According to the union, CSIRO's corporate support area had a frozen budget and $9 million in extra costs, $3 million of which were for Microsoft licences. The CSIRO is no longer considered as an academic organisation for software purposes, which has led to the additional charge, Borgas said.
In order to balance out the $9 million, savings that could not be found in other areas will have to be made by cutting jobs, the union said in a statement, with management not specifying a figure. The 40 to 50 number had been gleaned from sources, it said. IT support has around 300 staff, according to Borgas.
The union has said that CSIRO will unveil a new organisational structure after a national tour of sites, which started this Tuesday. Staff will then have some time to consider before applying for positions within that structure.
Borgas was concerned that the organisation seemed to be looking to retain workers with lower levels of skill and wages. He believed this would hinder scientists from being able to carry out their jobs efficiently, as the specialist IT workers supported the science projects heavily.
"IT is an essential part of doing the business of science now," he said, adding that if everyone was administering their own PCs and setting up their own labs, not as much science would get done. "If you're getting scientists to do that ... it's taking away time from the scientist."
A $70 to $80 million increase in capital expenditure, on, for example, laboratory equipment and computers, would also exacerbate the situation, he said. "Virtually no laboratory equipment that you can buy these days is devoid of IT."
Borgas expected that the redundancies would be made by September or October.
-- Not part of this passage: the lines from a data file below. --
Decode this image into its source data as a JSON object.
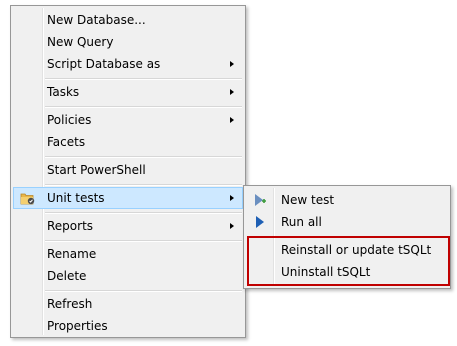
{
  "context_menu": {
    "items": [
      {
        "label": "New Database...",
        "has_submenu": false
      },
      {
        "label": "New Query",
        "has_submenu": false
      },
      {
        "label": "Script Database as",
        "has_submenu": true
      },
      {
        "label": "Tasks",
        "has_submenu": true
      },
      {
        "label": "Policies",
        "has_submenu": true
      },
      {
        "label": "Facets",
        "has_submenu": false
      },
      {
        "label": "Start PowerShell",
        "has_submenu": false
      },
      {
        "label": "Unit tests",
        "has_submenu": true,
        "selected": true,
        "icon": "unit-tests-icon"
      },
      {
        "label": "Reports",
        "has_submenu": true
      },
      {
        "label": "Rename",
        "has_submenu": false
      },
      {
        "label": "Delete",
        "has_submenu": false
      },
      {
        "label": "Refresh",
        "has_submenu": false
      },
      {
        "label": "Properties",
        "has_submenu": false
      }
    ]
  },
  "unit_tests_submenu": {
    "items": [
      {
        "label": "New test",
        "icon": "new-test-icon"
      },
      {
        "label": "Run all",
        "icon": "run-all-icon"
      },
      {
        "label": "Reinstall or update tSQLt",
        "highlighted": true
      },
      {
        "label": "Uninstall tSQLt",
        "highlighted": true
      }
    ]
  },
  "colors": {
    "menu_background": "#f0f0f0",
    "selected_background": "#cde8ff",
    "selected_border": "#99d1ff",
    "highlight_box": "#c00000",
    "run_icon": "#1e5fb4"
  }
}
The cuts are part of a larger program of support redundancies, according to Borgas.
CSIRO declined to comment, saying it would be premature to do so because of the face-to-face briefings it was currently holding with staff.
(Front page image credit: Parkes Radio Telescope "The Dish" image by Tamsin Slater, CC BY-SA 2.0)